The centrepiece of the security plan will be hundreds of officers from the Metropolitan police territorial support group, who are routinely armed with speedcuffs, extended batons and CS gas spray.
The Met confirmed yesterday that they will be supported by officers equipped with Tasers on stand-by should trouble break out.
“There will be an armed response vehicle element to this operation and [those officers] will be carrying Tasers,” said a spokeswoman.
Hang on. TSG officers, encouraged to use weapons? Look what TSG officers actually do when they’re wound up. So far I see a police force, increasingly behaving like a law unto itself, threatening extreme violence on protesters. I see freedom of speech curbed through a hysterical overreaction to a man whose job is to encourage students to think for themselves and to challenge the status quo. I also see a media giddy at the prospect of violence on the streets:

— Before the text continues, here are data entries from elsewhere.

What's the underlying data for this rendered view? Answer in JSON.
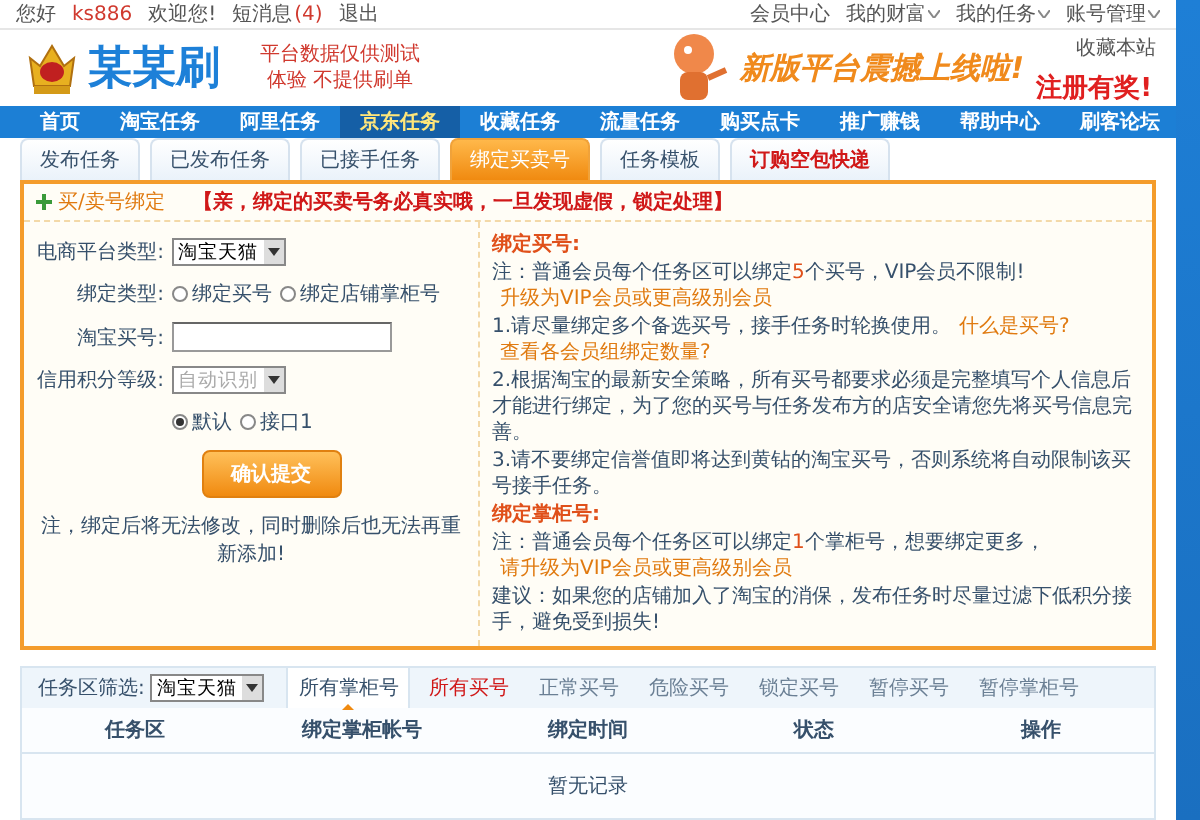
{
  "top_bar": {
    "greeting": "您好",
    "username": "ks886",
    "welcome": "欢迎您!",
    "messages": "短消息",
    "message_count": "(4)",
    "logout": "退出",
    "links": [
      {
        "label": "会员中心",
        "has_menu": false
      },
      {
        "label": "我的财富",
        "has_menu": true
      },
      {
        "label": "我的任务",
        "has_menu": true
      },
      {
        "label": "账号管理",
        "has_menu": true
      }
    ],
    "bookmark": "收藏本站"
  },
  "header": {
    "logo_text": "某某刷",
    "tagline": [
      "平台数据仅供测试",
      "体验  不提供刷单"
    ],
    "banner_headline": "新版平台震撼上线啦!",
    "banner_sub": "注册有奖!"
  },
  "nav": [
    {
      "label": "首页",
      "selected": false
    },
    {
      "label": "淘宝任务",
      "selected": false
    },
    {
      "label": "阿里任务",
      "selected": false
    },
    {
      "label": "京东任务",
      "selected": true
    },
    {
      "label": "收藏任务",
      "selected": false
    },
    {
      "label": "流量任务",
      "selected": false
    },
    {
      "label": "购买点卡",
      "selected": false
    },
    {
      "label": "推广赚钱",
      "selected": false
    },
    {
      "label": "帮助中心",
      "selected": false
    },
    {
      "label": "刷客论坛",
      "selected": false
    }
  ],
  "tabs": [
    {
      "label": "发布任务",
      "selected": false,
      "kind": "normal"
    },
    {
      "label": "已发布任务",
      "selected": false,
      "kind": "normal"
    },
    {
      "label": "已接手任务",
      "selected": false,
      "kind": "normal"
    },
    {
      "label": "绑定买卖号",
      "selected": true,
      "kind": "normal"
    },
    {
      "label": "任务模板",
      "selected": false,
      "kind": "normal"
    },
    {
      "label": "订购空包快递",
      "selected": false,
      "kind": "promo"
    }
  ],
  "panel": {
    "title": "买/卖号绑定",
    "notice": "【亲，绑定的买卖号务必真实哦，一旦发现虚假，锁定处理】",
    "form": {
      "platform_label": "电商平台类型:",
      "platform_value": "淘宝天猫",
      "bind_type_label": "绑定类型:",
      "bind_options": [
        {
          "label": "绑定买号",
          "selected": false
        },
        {
          "label": "绑定店铺掌柜号",
          "selected": false
        }
      ],
      "account_label": "淘宝买号:",
      "credit_label": "信用积分等级:",
      "credit_value": "自动识别",
      "credit_disabled": true,
      "channel_options": [
        {
          "label": "默认",
          "selected": true
        },
        {
          "label": "接口1",
          "selected": false
        }
      ],
      "submit": "确认提交",
      "note": "注，绑定后将无法修改，同时删除后也无法再重新添加!"
    },
    "info": [
      {
        "kind": "heading",
        "segments": [
          {
            "kind": "plain",
            "text": "绑定买号:"
          }
        ]
      },
      {
        "kind": "para",
        "segments": [
          {
            "kind": "plain",
            "text": "注：普通会员每个任务区可以绑定"
          },
          {
            "kind": "highlight",
            "text": "5"
          },
          {
            "kind": "plain",
            "text": "个买号，VIP会员不限制!"
          },
          {
            "kind": "link",
            "text": "升级为VIP会员或更高级别会员"
          }
        ]
      },
      {
        "kind": "para",
        "segments": [
          {
            "kind": "plain",
            "text": "1.请尽量绑定多个备选买号，接手任务时轮换使用。"
          },
          {
            "kind": "link",
            "text": "什么是买号?"
          },
          {
            "kind": "link",
            "text": "查看各会员组绑定数量?"
          }
        ]
      },
      {
        "kind": "para",
        "segments": [
          {
            "kind": "plain",
            "text": "2.根据淘宝的最新安全策略，所有买号都要求必须是完整填写个人信息后才能进行绑定，为了您的买号与任务发布方的店安全请您先将买号信息完善。"
          }
        ]
      },
      {
        "kind": "para",
        "segments": [
          {
            "kind": "plain",
            "text": "3.请不要绑定信誉值即将达到黄钻的淘宝买号，否则系统将自动限制该买号接手任务。"
          }
        ]
      },
      {
        "kind": "heading",
        "segments": [
          {
            "kind": "plain",
            "text": "绑定掌柜号:"
          }
        ]
      },
      {
        "kind": "para",
        "segments": [
          {
            "kind": "plain",
            "text": "注：普通会员每个任务区可以绑定"
          },
          {
            "kind": "highlight",
            "text": "1"
          },
          {
            "kind": "plain",
            "text": "个掌柜号，想要绑定更多，"
          },
          {
            "kind": "link",
            "text": "请升级为VIP会员或更高级别会员"
          }
        ]
      },
      {
        "kind": "para",
        "segments": [
          {
            "kind": "plain",
            "text": "建议：如果您的店铺加入了淘宝的消保，发布任务时尽量过滤下低积分接手，避免受到损失!"
          }
        ]
      }
    ]
  },
  "list": {
    "filter_label": "任务区筛选:",
    "filter_value": "淘宝天猫",
    "tabs": [
      {
        "label": "所有掌柜号",
        "selected": true,
        "kind": "normal"
      },
      {
        "label": "所有买号",
        "selected": false,
        "kind": "promo"
      },
      {
        "label": "正常买号",
        "selected": false,
        "kind": "normal"
      },
      {
        "label": "危险买号",
        "selected": false,
        "kind": "normal"
      },
      {
        "label": "锁定买号",
        "selected": false,
        "kind": "normal"
      },
      {
        "label": "暂停买号",
        "selected": false,
        "kind": "normal"
      },
      {
        "label": "暂停掌柜号",
        "selected": false,
        "kind": "normal"
      }
    ],
    "columns": [
      "任务区",
      "绑定掌柜帐号",
      "绑定时间",
      "状态",
      "操作"
    ],
    "empty": "暂无记录"
  }
}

The majority of protest groups have promised to demonstrate peacefully, but there are fears anarchist and hardcore anti-capitalists from Britain and abroad will try to fight police in pitched battles reminiscent of the anarchist riots of the late 1990s which caused millions of pounds of damage.
Senior officers at Scotland Yard say they are aware of several groups which plan to converge on the City of London financial district to cause blockades, and attempt to get inside major banks including the Bank of England.
One organiser is believed to be a senior lecturer at the University of East London. Some groups are said to be considering filling roads with sand and then sending children to play in it, making it impossible for police officers to forcibly remove them.
The evidence for ‘pitched battles’ comes from where exactly? And may I remind you of the way in which ‘anti-capitalists from Britain and abroad’ fought police in Genoa in 2001? The violent bastards!
The April protest has captured the imagination of anarchists. Some are plotting further demonstrations against the G20 on the day of the summit on 2 April.
One protester said the example of Athens, where young Greeks have been rioting for several months since police shot dead a teenager, could provide further inspiration.
An anarchist wrote in an online ‘blog’: ‘The combination of the recession, the inspiration of the Greek anarchists and the G20 summit being in london on 2 April gives us the opportunity to mobilise far larger than usual numbers on to the streets… Seize the time.’
Well let’s look at the example of Athens. First off I fail to see the link between people rioting because of the police murdering a teenager and the G20 summit. It’s hardly as if Britons riot when the police do commit murder – I doubt most people care about Jean Charles de Menezes, whose name is never invoked at any protests. And look how the police responded to the protests which did happen in response to the police murdering that boy in Greece. Chilling. Can someone substantiate the likelihood of ‘riots’ when all I see is police threats and a history of violent repression of lawful protest?